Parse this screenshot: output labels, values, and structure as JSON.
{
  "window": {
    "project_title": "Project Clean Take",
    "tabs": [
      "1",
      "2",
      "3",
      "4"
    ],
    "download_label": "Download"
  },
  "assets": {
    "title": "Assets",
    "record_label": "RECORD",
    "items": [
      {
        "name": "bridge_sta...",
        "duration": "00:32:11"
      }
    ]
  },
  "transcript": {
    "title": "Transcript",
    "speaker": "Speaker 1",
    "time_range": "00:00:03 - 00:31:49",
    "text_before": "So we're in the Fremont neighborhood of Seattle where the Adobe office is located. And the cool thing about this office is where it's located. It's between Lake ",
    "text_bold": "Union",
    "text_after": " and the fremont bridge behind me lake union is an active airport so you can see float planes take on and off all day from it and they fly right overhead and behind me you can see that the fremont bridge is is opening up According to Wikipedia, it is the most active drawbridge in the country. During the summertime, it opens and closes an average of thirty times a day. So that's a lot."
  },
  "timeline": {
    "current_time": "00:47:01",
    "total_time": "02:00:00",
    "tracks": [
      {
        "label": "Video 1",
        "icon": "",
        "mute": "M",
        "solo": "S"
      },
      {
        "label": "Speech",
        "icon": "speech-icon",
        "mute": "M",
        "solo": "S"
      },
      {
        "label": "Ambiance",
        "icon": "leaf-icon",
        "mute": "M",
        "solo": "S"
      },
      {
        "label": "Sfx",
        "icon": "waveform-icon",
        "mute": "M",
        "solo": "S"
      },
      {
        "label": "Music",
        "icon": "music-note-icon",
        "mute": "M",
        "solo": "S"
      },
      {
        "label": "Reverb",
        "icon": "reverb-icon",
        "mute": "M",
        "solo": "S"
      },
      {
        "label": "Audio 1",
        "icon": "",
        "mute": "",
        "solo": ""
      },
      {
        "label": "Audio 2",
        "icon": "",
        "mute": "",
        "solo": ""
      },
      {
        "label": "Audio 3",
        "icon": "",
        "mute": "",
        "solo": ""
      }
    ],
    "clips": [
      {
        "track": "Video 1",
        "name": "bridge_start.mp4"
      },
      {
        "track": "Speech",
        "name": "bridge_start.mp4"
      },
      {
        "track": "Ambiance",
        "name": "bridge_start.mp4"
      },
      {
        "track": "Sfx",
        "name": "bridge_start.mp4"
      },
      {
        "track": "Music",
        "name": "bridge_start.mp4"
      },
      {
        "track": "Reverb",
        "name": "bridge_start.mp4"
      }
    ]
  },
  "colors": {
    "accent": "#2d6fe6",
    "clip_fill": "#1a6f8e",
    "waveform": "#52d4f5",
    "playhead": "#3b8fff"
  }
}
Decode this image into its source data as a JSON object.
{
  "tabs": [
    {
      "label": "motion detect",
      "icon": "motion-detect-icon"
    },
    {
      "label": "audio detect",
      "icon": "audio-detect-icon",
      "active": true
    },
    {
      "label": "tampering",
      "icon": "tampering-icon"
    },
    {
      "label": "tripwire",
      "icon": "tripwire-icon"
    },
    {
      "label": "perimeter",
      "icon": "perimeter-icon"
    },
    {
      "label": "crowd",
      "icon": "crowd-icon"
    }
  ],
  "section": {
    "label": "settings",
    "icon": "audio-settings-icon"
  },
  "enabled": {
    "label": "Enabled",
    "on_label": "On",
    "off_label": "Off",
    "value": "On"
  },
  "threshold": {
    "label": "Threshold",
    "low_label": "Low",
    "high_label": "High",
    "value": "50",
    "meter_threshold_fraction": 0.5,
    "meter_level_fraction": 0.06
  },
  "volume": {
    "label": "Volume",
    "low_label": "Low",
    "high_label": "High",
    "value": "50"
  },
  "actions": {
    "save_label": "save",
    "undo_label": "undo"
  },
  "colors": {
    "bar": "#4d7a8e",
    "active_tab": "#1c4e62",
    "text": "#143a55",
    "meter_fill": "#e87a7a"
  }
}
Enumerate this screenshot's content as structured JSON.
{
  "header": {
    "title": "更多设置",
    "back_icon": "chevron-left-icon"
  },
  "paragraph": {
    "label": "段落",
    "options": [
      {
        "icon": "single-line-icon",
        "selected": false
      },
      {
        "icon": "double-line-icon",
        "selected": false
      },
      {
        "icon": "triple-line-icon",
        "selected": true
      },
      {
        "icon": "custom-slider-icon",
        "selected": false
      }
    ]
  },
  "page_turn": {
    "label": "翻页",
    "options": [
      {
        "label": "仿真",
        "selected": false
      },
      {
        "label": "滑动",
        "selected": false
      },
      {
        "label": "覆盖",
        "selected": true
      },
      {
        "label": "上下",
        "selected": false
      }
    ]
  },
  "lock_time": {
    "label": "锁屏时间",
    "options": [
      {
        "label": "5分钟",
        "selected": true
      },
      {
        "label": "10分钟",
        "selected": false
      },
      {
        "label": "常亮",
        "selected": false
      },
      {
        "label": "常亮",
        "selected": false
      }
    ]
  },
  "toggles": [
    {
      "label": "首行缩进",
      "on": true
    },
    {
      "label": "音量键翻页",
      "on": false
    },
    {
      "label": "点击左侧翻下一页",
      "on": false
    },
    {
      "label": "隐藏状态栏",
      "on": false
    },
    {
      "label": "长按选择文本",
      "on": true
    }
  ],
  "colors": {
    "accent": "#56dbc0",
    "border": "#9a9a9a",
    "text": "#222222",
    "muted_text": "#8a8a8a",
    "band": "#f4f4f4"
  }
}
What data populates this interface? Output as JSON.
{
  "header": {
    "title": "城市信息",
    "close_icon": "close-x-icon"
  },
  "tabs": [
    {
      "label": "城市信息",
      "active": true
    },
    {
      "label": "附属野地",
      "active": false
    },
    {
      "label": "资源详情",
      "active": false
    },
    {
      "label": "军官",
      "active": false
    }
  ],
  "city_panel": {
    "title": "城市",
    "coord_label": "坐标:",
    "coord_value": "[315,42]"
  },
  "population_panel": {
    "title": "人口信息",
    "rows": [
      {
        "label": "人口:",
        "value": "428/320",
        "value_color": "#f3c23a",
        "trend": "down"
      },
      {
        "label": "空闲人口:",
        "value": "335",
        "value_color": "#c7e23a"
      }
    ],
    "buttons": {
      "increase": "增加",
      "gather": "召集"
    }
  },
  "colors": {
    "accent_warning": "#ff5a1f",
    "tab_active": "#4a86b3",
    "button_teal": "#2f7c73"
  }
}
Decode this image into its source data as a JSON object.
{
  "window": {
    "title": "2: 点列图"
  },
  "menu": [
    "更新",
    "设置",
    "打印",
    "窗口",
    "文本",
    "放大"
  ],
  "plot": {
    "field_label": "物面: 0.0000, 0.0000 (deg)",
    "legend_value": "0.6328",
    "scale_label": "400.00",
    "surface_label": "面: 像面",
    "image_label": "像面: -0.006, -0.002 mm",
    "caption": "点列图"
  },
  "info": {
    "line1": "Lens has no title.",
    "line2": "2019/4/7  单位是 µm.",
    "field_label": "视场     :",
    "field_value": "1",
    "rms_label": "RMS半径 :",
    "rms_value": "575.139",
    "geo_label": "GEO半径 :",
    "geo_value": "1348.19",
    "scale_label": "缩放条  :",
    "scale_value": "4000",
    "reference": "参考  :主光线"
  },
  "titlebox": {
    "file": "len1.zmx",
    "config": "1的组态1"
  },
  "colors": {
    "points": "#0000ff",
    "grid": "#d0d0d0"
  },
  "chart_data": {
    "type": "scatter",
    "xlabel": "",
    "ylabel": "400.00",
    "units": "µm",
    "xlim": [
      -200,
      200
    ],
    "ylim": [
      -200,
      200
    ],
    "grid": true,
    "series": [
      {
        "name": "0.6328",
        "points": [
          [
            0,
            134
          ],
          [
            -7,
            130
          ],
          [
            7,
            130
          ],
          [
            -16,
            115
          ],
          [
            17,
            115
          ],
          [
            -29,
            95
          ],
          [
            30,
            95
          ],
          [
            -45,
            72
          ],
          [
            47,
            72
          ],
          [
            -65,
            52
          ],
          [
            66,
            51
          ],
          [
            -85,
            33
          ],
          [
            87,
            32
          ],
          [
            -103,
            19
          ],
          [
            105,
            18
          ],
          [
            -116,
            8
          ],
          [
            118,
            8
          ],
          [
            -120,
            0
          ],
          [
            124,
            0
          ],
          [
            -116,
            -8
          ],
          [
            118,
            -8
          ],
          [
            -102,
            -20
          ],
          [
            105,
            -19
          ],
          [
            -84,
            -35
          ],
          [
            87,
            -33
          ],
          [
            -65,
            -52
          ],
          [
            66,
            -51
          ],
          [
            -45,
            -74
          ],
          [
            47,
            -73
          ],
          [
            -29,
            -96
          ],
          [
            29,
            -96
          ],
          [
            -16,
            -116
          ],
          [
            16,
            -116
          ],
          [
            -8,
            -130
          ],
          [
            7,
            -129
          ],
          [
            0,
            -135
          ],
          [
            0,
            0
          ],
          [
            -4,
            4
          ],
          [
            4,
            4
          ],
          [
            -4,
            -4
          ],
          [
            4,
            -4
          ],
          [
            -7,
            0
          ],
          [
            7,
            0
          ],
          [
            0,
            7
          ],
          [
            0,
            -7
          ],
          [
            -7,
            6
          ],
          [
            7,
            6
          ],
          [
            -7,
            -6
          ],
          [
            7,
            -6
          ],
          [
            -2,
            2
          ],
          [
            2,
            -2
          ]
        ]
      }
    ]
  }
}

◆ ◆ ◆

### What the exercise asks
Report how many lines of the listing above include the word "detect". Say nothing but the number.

### Response to this exercise
4